Issues with e-book lending may loom large over the 2012 American Library Association Annual Conference in Anaheim, CA, but Rebecca Mackinnon’s opening keynote focused on another aspect of the digital revolution important to librarians: privacy.

MacKinnon, a former bureau chief for CNN in Beijing, Internet policy specialist, and author of the book Consent of the Networked (Basic Books) thanked librarians for their contributions to the “world of knowledge,” and began her talk with a dark example of the how the Internet has changed the world. After the fall of the Berlin Wall, she said, when East Germans were allowed to access the files their government had kept on them, many were stunned to learn that their neighbors and family members had informed on them. Decades later, in Egypt after the fall of Mubarak, when activists were able to access their government files the nature of such surveillance had changed.

“They found reams and reams of e-mail exchanges,” MacKinnon said, “cell phone text messages, Skype conversations they thought had been secure, information that had been uploaded and downloaded on computers that had been captured by Internet Service Providers and transferred to the secret police.” And, activists also found a contract with a British company to assist the Mubarak government in this kind of tracking. “The point is, should, or can, technology be apolitical?” MacKinnon said, and what responsibility do technologists and technology companies have to understand the “political implications” of what they do. “The relationship between citizens and government is increasingly mediated through the Internet,” she explained, “so how do we ensure this layer of technology we depend upon for our business, our education, our love lives, and our political lives, remains neutral?”

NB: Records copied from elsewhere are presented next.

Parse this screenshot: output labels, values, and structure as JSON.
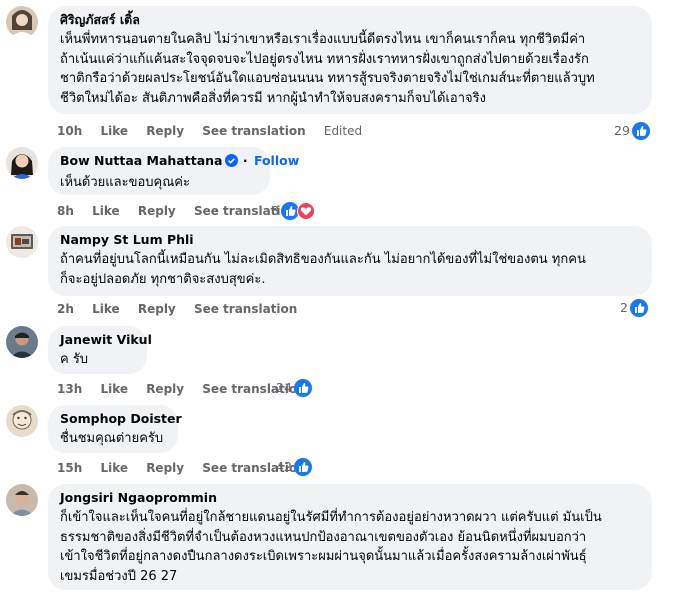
{
  "colors": {
    "accent": "#0866ff",
    "like": "#1877f2",
    "love": "#f33e58",
    "bubble": "#f0f2f5",
    "meta": "#65676b"
  },
  "actions": {
    "like": "Like",
    "reply": "Reply",
    "see_translation": "See translation"
  },
  "comments": [
    {
      "author": "ศิริญภัสสร์ เติ้ล",
      "lines": [
        "เห็นพี่ทหารนอนตายในคลิป ไม่ว่าเขาหรือเราเรื่องแบบนี้ดีตรงไหน เขาก็คนเราก็คน ทุกชีวิตมีค่า",
        "ถ้าเน้นแค่ว่าแก้แค้นสะใจจุดจบจะไปอยู่ตรงไหน ทหารฝั่งเราทหารฝั่งเขาถูกส่งไปตายด้วยเรื่องรัก",
        "ชาติกรือว่าด้วยผลประโยชน์อันใดแอบซ่อนนนน ทหารสู้รบจริงตายจริงไม่ใช่เกมส์นะที่ตายแล้วบูท",
        "ชีวิตใหม่ได้อะ สันติภาพคือสิ่งที่ควรมี หากผู้นำทำให้จบสงครามก็จบได้เอาจริง"
      ],
      "time": "10h",
      "edited": "Edited",
      "reactions": "29",
      "reaction_icons": [
        "like-icon"
      ]
    },
    {
      "author": "Bow Nuttaa Mahattana",
      "follow": "Follow",
      "lines": [
        "เห็นด้วยและขอบคุณค่ะ"
      ],
      "time": "8h",
      "reactions": "8",
      "reaction_icons": [
        "like-icon",
        "love-icon"
      ]
    },
    {
      "author": "Nampy St Lum Phli",
      "lines": [
        "ถ้าคนที่อยู่บนโลกนี้เหมือนกัน ไม่ละเมิดสิทธิของกันและกัน ไม่อยากได้ของที่ไม่ใช่ของตน ทุกคน",
        "ก็จะอยู่ปลอดภัย ทุกชาติจะสงบสุขค่ะ."
      ],
      "time": "2h",
      "reactions": "2",
      "reaction_icons": [
        "like-icon"
      ]
    },
    {
      "author": "Janewit Vikul",
      "lines": [
        "ค รับ"
      ],
      "time": "13h",
      "reactions": "24",
      "reaction_icons": [
        "like-icon"
      ]
    },
    {
      "author": "Somphop Doister",
      "lines": [
        "ชื่นชมคุณต่ายครับ"
      ],
      "time": "15h",
      "reactions": "42",
      "reaction_icons": [
        "like-icon"
      ]
    },
    {
      "author": "Jongsiri Ngaoprommin",
      "lines": [
        "ก็เข้าใจและเห็นใจคนที่อยู่ใกล้ชายแดนอยู่ในรัศมีที่ทำการต้องอยู่อย่างหวาดผวา แต่ครับแต่ มันเป็น",
        "ธรรมชาติของสิ่งมีชีวิตที่จำเป็นต้องหวงแหนปกป้องอาณาเขตของตัวเอง ย้อนนิดหนึ่งที่ผมบอกว่า",
        "เข้าใจชีวิตที่อยู่กลางดงปืนกลางดงระเบิดเพราะผมผ่านจุดนั้นมาแล้วเมื่อครั้งสงครามล้างเผ่าพันธุ์",
        "เขมรมื่อช่วงปี 26 27"
      ]
    }
  ]
}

For all the talk of the positive aspects the Internet has brought, for example, "the Facebook Revolution" and the Arab Spring, MacKinnon spoke of the disturbing way our Internet world is developing, not only in nation’s facing revolutions, but in the U.S. as well, from warrantless wiretapping to the rise of companies like Facebook, Google, Microsoft and Apple, which Mackinnon calls the “sovereigns of cyberspace,” for the way they collect vast amounts of private data without any kind of protections, whether from the potential for government to monitor behavior to censorship issues, from the shutting down of Facebook pages, for example, or in the way Apple has near total control over what apps can be sold in its app store.

In pointing out the complexity of the issue, MacKinnon referenced Wikileaks and how, under pressure from the U.S. government Amazon, which had hosted Wikileaks, simply cut the site off after its release of diplomatic cables. However one feels about WIkileaks, she said, that is a troubling sign. “When controversial speech can be taken offline through pressures on private intermediaries without any kind of due process,” MacKinnon said, “That is something we need to be concerned about.”

She also referenced troubling legislative efforts, including one that recently found librarians and publishers on different sides: SOPA (The Stop Online Piracy Act.) MacKinnon said she was not one to say there should be no copyright, but she assailed SOPA, because it would have made Internet networks and other related services responsible for monitoring activities of its users for potentially infringing behavior, lest they be prosecuted. That, she said, would cause private networks to “pre-censor” or otherwise filter their networks. She recalled that in China, the largest network would not let her even upload and publish an article about a popular dissident there, and recalled how,m in 2009, she attended a ceremony where Internet Chinese Internet companies were rewarded for their vigilance in policing their networks. She said laws like SOPA in the U.S. were dangerous.

In closing, MacKinnon urged librarians to be vigilant, andkeep fighting for their core values. She said there was cause for optimism, such as transparency reports about takedown requests published by Google, but said there was still a long way to go. She likened the need for a privacy protection movement to the environmental movement, saying we are just past “earth day in 1970” in terms of where the privacy movement is.